This is where you to compare your picture of success with what you can do to get there, and therefore what new resources of capabilities you need.
The best process to do this is to conduct a “SWOT” or Strengths, Weaknesses, Opportunities and Threats Analysis.
To do this, you first list all the internal strengths and weaknesses that your business has, then you list all the external stimulus on your business (like legislation, technology and so on) that could pose a threat, or be seen as an opportunity.
Then, you repeat the exercise, but in certain areas of your business such as customers and marketing, operations, and so on.

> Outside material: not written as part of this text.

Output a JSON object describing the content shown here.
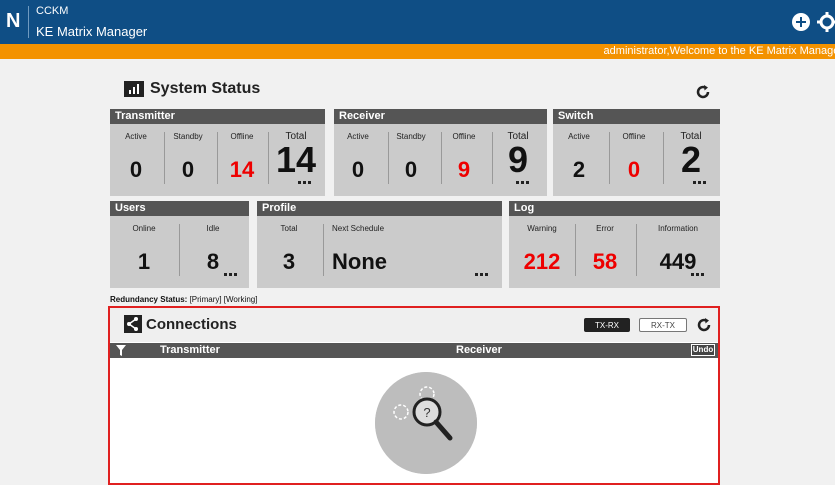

Once again, it is important to keep going – progress is usually more important than achieving perfection in your thinking. A good program will ensure that you consider the most important strengths, weaknesses, opportunities and threats, and then consider what they mean to your business and achieving your set goals.

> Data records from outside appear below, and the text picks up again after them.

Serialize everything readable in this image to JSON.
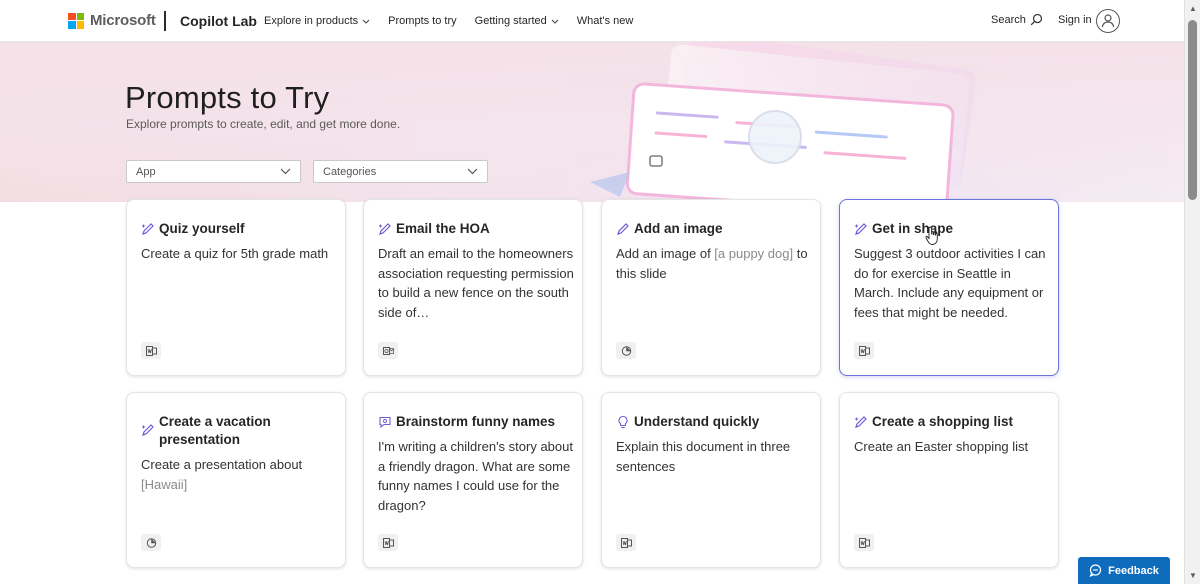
{
  "header": {
    "brand": "Microsoft",
    "product": "Copilot Lab",
    "nav": [
      {
        "label": "Explore in products",
        "dropdown": true
      },
      {
        "label": "Prompts to try",
        "dropdown": false
      },
      {
        "label": "Getting started",
        "dropdown": true
      },
      {
        "label": "What's new",
        "dropdown": false
      }
    ],
    "search_label": "Search",
    "signin_label": "Sign in"
  },
  "hero": {
    "title": "Prompts to Try",
    "subtitle": "Explore prompts to create, edit, and get more done."
  },
  "filters": {
    "app": "App",
    "categories": "Categories"
  },
  "cards": [
    {
      "title": "Quiz yourself",
      "body_text": "Create a quiz for 5th grade math",
      "placeholder": "",
      "body_after": "",
      "icon": "pen-sparkle-icon",
      "app_icon": "word-app-icon"
    },
    {
      "title": "Email the HOA",
      "body_text": "Draft an email to the homeowners association requesting permission to build a new fence on the south side of…",
      "placeholder": "",
      "body_after": "",
      "icon": "pen-sparkle-icon",
      "app_icon": "outlook-app-icon"
    },
    {
      "title": "Add an image",
      "body_text": "Add an image of ",
      "placeholder": "[a puppy dog]",
      "body_after": " to this slide",
      "icon": "pencil-icon",
      "app_icon": "powerpoint-app-icon"
    },
    {
      "title": "Get in shape",
      "body_text": "Suggest 3 outdoor activities I can do for exercise in Seattle in March. Include any equipment or fees that might be needed.",
      "placeholder": "",
      "body_after": "",
      "icon": "pen-sparkle-icon",
      "app_icon": "word-app-icon"
    },
    {
      "title": "Create a vacation presentation",
      "body_text": "Create a presentation about ",
      "placeholder": "[Hawaii]",
      "body_after": "",
      "icon": "pen-sparkle-icon",
      "app_icon": "powerpoint-app-icon"
    },
    {
      "title": "Brainstorm funny names",
      "body_text": "I'm writing a children's story about a friendly dragon. What are some funny names I could use for the dragon?",
      "placeholder": "",
      "body_after": "",
      "icon": "chat-bubble-icon",
      "app_icon": "word-app-icon"
    },
    {
      "title": "Understand quickly",
      "body_text": "Explain this document in three sentences",
      "placeholder": "",
      "body_after": "",
      "icon": "lightbulb-icon",
      "app_icon": "word-app-icon"
    },
    {
      "title": "Create a shopping list",
      "body_text": "Create an Easter shopping list",
      "placeholder": "",
      "body_after": "",
      "icon": "pen-sparkle-icon",
      "app_icon": "word-app-icon"
    }
  ],
  "feedback_label": "Feedback",
  "colors": {
    "ms_red": "#f25022",
    "ms_green": "#7fba00",
    "ms_blue": "#00a4ef",
    "ms_yellow": "#ffb900",
    "accent": "#0f6cbd",
    "icon_purple": "#6b5fd6"
  }
}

The idea is to think about whether you can use strengths, identify the weaknesses that are critical, protect yourself against threats and take advantage of opportunities.
If you are properly facilitated and the program is tight, you can get some good value thinking after about an hour and a half.
The next step is to look at the characteristics describing your “state of success” and the current state you are in, and then identifying the issues or gaps that separate those two positions.
This can also be seen as the difference between your goals and whether you can achieve them with what you have.
Once these gaps are clearly defined, you can design the strategies you implement to close the gaps. This step should be a logical follow-through directly from where you want to go to how to get there.
If your early work is thorough, the step of writing your strategies should not take more than half an hour to an hour.
If you’re doing this in one day, which is possible if you follow a specially designed program, you could take a break for lunch.
After lunch, you should work on your strategies and break them down into Action Plans.
This involves taking each strategy and working out the detailed steps you need to take to implement that strategy, making sure you define the desired result of each step, who is responsible and when it has to be done by.
If you have been focused during your strategy session, you should be concentrating on priority strategies and that will make the action-planning possible within a couple of hours.
Completing your Action Plans is pretty much the end of the day.
You can continue or follow up in a few hours later, and complete the budgets and documentation of your business plan.
Following a process, you can implement strategies that will take your vision and create a reality.
So, in answer to how much time do you need to prepare your small business Business Plan, you need about a day, especially if you are guided by a highly focused set of questions and exercises.
I believe you can prepare your Business Plan in one day if you follow our One Day Business Plan program.
The One Day Business Plan program is an online program that walks you through the entire process. It is divided into modules and in each, you are introduced to the topic by a short online video, then you download worksheets and a voice recording that facilitates your discussions and thinking so that you write your business plan as you go, into the worksheets provided. The audio recordings keep time and gently push you along at a pace that you need to apply – where perfection is the enemy of progress!
Studies have shown that your best ideas come as you progress at a decent pace. Where we are allowed to think too much, we over-think and ideas become complicated by too many options.
The whole program is timed so that if you want to prepare your Business Plan in one day – a tough and busy day – from introduction to documentation, you can.
You should learn more by reading more about the program here.
Business planning is critical to the success of small businesses – if the one thing that has been stopping you is the fear that you don’t have the time, you need to get over it now and invest one day to ensure your business succeeds in the way you’ve always dreamt!
What better time to do it than now during the “quiet” Christmas period?